The Innocence Club

SHS students partnered with the Exoneration Initiative helping spread awareness of wrongfully convicted people in jail.

Mykaela Madoff

It is no secret that the American criminal justice system is a broken one. Thousands of wrongful convictions, undeniable systemic racism, and a flawed exoneration process leave far too many innocent people victim to sentences they didn’t deserve. We are taught to appreciate a country founded on the principles of integrity and freedom, yet with such obvious corruption so prevalent, we are left outraged and helpless. With these ideas in mind, Scott Goldban ’21 created the Innocence Club in his sophomore year at the high school, with the help of his co-leader, Levi Ring ’21. The club works to raise awareness on concerns pertaining to criminal justice reform, including mass incarceration, prison education, false imprisonment, and wrongful convictions. Goldban was inspired by organizations such as the Innocence Project and the Equal Justice Initiative, stating that once he was exposed to their work, “I knew that I’d found my passion and I haven’t looked back since.” 

The United States is home to less than five percent of the world’s population, yet makes up over twenty-five percent of the global incarceration count. Of those in prison, between two and ten percent of people are presumed innocent, depending on their location. Racial oppression is another pervasive issue in the criminal justice system. African Americans compose only about thirteen percent of the country’s population, yet constitute forty-nine percent of exonerees, illustrating how innocent people of color are arrested and convicted at much higher rates than white people. Minorities are additionally afforded far less compensation after their exoneration compared to white exonerees. Goldban commented, “Mass incarceration and wrongful convictions are really indicative of larger systemic racism plaguing our country,” a truth that can be applied to almost every existing aspect of American culture. The process of exoneration is also made more challenging by the thousands of legal restrictions in place, further enabling one of the greatest tragedies of the criminal justice system: The conviction of a person for a crime he or she did not commit. 

Leaders like Scott and Levi are the young advocates this country needs to curtail this corruption in the criminal justice system.

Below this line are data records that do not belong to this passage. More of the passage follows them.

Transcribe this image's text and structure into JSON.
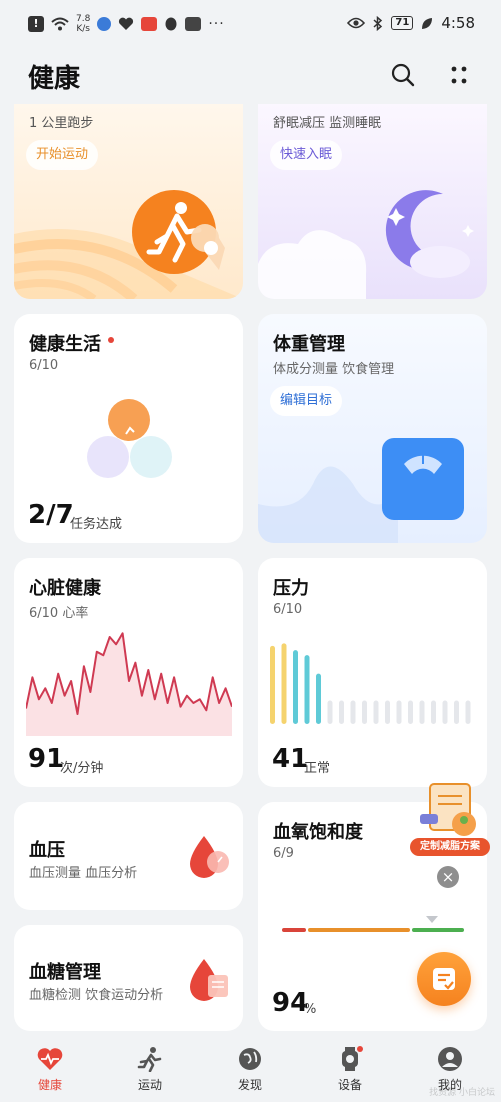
{
  "status_bar": {
    "net_speed_value": "7.8",
    "net_speed_unit": "K/s",
    "battery": "71",
    "time": "4:58"
  },
  "header": {
    "title": "健康"
  },
  "cards": {
    "run": {
      "subtitle": "1 公里跑步",
      "action": "开始运动"
    },
    "sleep": {
      "subtitle": "舒眠减压 监测睡眠",
      "action": "快速入眠"
    },
    "healthy_life": {
      "title": "健康生活",
      "sub": "6/10",
      "value": "2/7",
      "value_label": "任务达成"
    },
    "weight": {
      "title": "体重管理",
      "sub": "体成分测量 饮食管理",
      "action": "编辑目标"
    },
    "heart": {
      "title": "心脏健康",
      "sub": "6/10 心率",
      "value": "91",
      "unit": "次/分钟",
      "series": [
        55,
        72,
        60,
        66,
        58,
        74,
        62,
        70,
        52,
        78,
        64,
        86,
        84,
        94,
        90,
        96,
        70,
        80,
        62,
        76,
        60,
        74,
        58,
        72,
        56,
        62,
        58,
        60,
        54,
        72,
        58,
        66,
        56
      ]
    },
    "stress": {
      "title": "压力",
      "sub": "6/10",
      "value": "41",
      "unit": "正常",
      "levels": [
        0.93,
        0.96,
        0.88,
        0.82,
        0.6,
        0.28,
        0.28,
        0.28,
        0.28,
        0.28,
        0.28,
        0.28,
        0.28,
        0.28,
        0.28,
        0.28,
        0.28,
        0.28
      ],
      "colors": [
        "#f5d36e",
        "#f5d36e",
        "#5fcad7",
        "#5fcad7",
        "#5fcad7",
        "#e5e7eb",
        "#e5e7eb",
        "#e5e7eb",
        "#e5e7eb",
        "#e5e7eb",
        "#e5e7eb",
        "#e5e7eb",
        "#e5e7eb",
        "#e5e7eb",
        "#e5e7eb",
        "#e5e7eb",
        "#e5e7eb",
        "#e5e7eb"
      ]
    },
    "bp": {
      "title": "血压",
      "sub": "血压测量 血压分析"
    },
    "spo2": {
      "title": "血氧饱和度",
      "sub": "6/9",
      "value": "94",
      "unit": "%"
    },
    "glucose": {
      "title": "血糖管理",
      "sub": "血糖检测 饮食运动分析"
    }
  },
  "promo": {
    "label": "定制减脂方案"
  },
  "nav": {
    "items": [
      "健康",
      "运动",
      "发现",
      "设备",
      "我的"
    ],
    "active_color": "#e6463a"
  },
  "watermark": "找资源 小白论坛"
}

By spreading awareness and working with other organizations to get more of the next generation engaged, the Innocence Club is creating new opportunities for future law officials at Scarsdale involved in the issue at an early age. The Club hopes to virtually follow an exoneration case in the coming months, an experience they hope will give better insight as to how lawyers work to defend the wrongfully convicted. They are an inspiration to me, and I’m proud to say I’ve gained a completely new perspective on our obviously flawed judicial system. New members are always welcome and encouraged to contact the group through their Instagram handle (@theinnocenceclub) or by emailing Scott or Levi.